All of this discussion depends on having the Gamma function available so how, then, do we define the Gamma function? The definition is this : $$\Gamma (x) = \int_0^\infty t^{x-1}e^{-t}\,dt.$$ Notice that $x$ appears as a parameter in the integral, and that the integration is with respect to $t$ not $x$. This looks complicated but in fact, it is easy to verify (1.2). First, $$\Gamma(1) = \int_0^\infty e^{-t}\, dt = 1.$$ Next, we note that $${d\over dt}\Big(t^xe^{-t}\Big) = xt^{x-1}e^{-t} - t^xe^{-t},$$ and if we integrate both sides of this equation from $t=0$ to $t= \infty$ we obtain $$\big[t^xe^{-t}\big]_0^\infty = x\Gamma(x)-\Gamma(x+1)$$ (this is just integration by parts). As the left hand side is zero (because $x> 0$), this completes the proof of (1.2).

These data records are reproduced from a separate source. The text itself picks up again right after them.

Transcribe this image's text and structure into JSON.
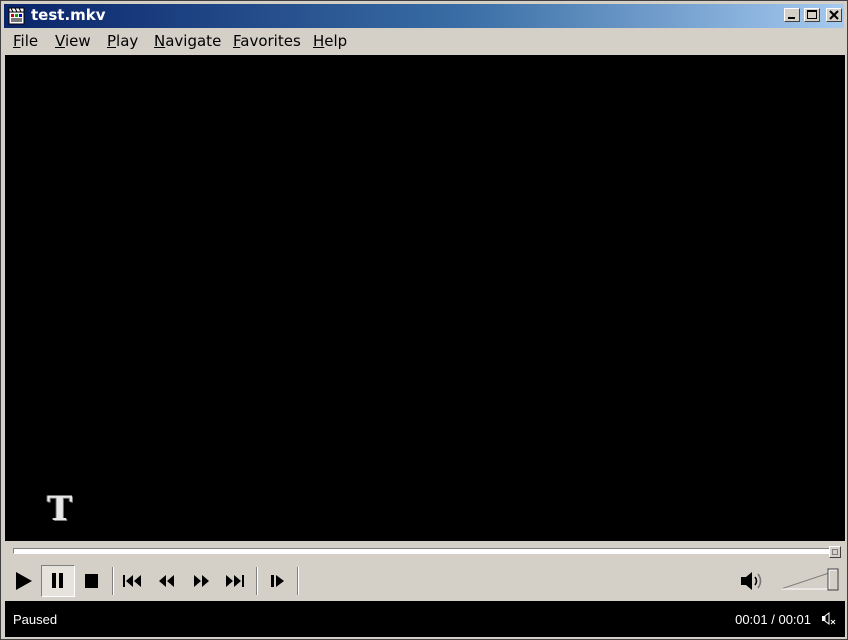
{
  "window": {
    "title": "test.mkv"
  },
  "menu": [
    {
      "accel": "F",
      "rest": "ile"
    },
    {
      "accel": "V",
      "rest": "iew"
    },
    {
      "accel": "P",
      "rest": "lay"
    },
    {
      "accel": "N",
      "rest": "avigate"
    },
    {
      "accel": "F",
      "rest": "avorites"
    },
    {
      "accel": "H",
      "rest": "elp"
    }
  ],
  "video": {
    "watermark": "T"
  },
  "seek": {
    "progress": 1.0
  },
  "controls": {
    "icons": [
      "play-icon",
      "pause-icon",
      "stop-icon",
      "skip-previous-icon",
      "rewind-icon",
      "fast-forward-icon",
      "skip-next-icon",
      "frame-step-icon",
      "speaker-icon"
    ],
    "pressed": "pause-icon",
    "volume_level": 1.0
  },
  "status": {
    "state": "Paused",
    "time": "00:01 / 00:01"
  },
  "colors": {
    "titlebar_start": "#0a246a",
    "titlebar_end": "#a6caf0",
    "chrome": "#d4d0c8",
    "video_bg": "#000000"
  }
}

The formula $\Gamma(x+1) =x\Gamma(x)$ enables us to calculate $\Gamma(x)$ in terms of the value of $\Gamma$ at the fractional part of $x$. The following illustrative example will show what we mean here : $$(7/2)! = \Gamma (9/2) = {7\over 2}\Gamma(7/2) = {7\over 2}{5\over 2}\Gamma(5/2) = \cdots = {7\over 2}{5\over 2}{3\over 2}{1\over 2}\Gamma (1/2) ={105\over 16}\Gamma(1/2),$$ and in this example we cannot make further progress unless we know what $\Gamma(1/2)$ is. There is a beautiful, but deep, formula that relates the Gamma function to the trigonometric function $\sin x$, and this formula enables us to calculate $\Gamma(1/2)$. The formula is, for $0 \leq x \leq 1$, $$\Gamma(x)\Gamma(1-x) = {\pi \over \sin \pi x}.$$ We cannot prove this here, but note that when $x=1/2$ we get $$\Gamma(1/2)^2 = {\pi\over \sin \pi /2} = \pi,$$ so that $$\Gamma (1/2) = \sqrt{\pi}.$$ This means, for example, that $$(5/2)! = {5\over 2}{3\over 2}{1\over 2}\Gamma (1/2) ={15\sqrt{\pi}\over 8} = 3.3234\cdots. $$

The values of the Gamma function are given in tables (just as the values of $\sin x$ are), and using these tables we can calculate, for example, $(9/4)!$: its value is $\Gamma(13/4) = 2.5493\cdots$.

The following table of values of $\Gamma(0.1),\ldots ,\Gamma(0.9)$ will enable you to find some values of $y!$

$k$ | $\Gamma(k/10)$ |
---|---|

$1$ | 9.5135 |

$2$ | 4.5908 |

$3$ | 2.9916 |

$4$ | 2.2182 |

$5$ | 1.7725 |

$6$ | 1.4892 |

$7$ | 1.2981 |

$8$ | 1.1642 |

$9$ | 1.0686 |

Using this you should be able to see, for example, that $$ (3/2)! = 1.3293, \quad (3.7)! = 15.431,\quad (4.2)! = 32.578, \quad (5.2)! = 169.41, \quad (6.7)! = 2769.8.$$ You know that $3! = 6$, and you can show (using the table above) that $(2.9)!$ is a little less than 6, and that $(3.1)!$ is a little greater than 6. Finally, two more curiosities are $$\pi! = \Gamma(1+\pi) = 7.1881\cdots , \quad e! = \Gamma(1+e) = 4.2608\cdots .$$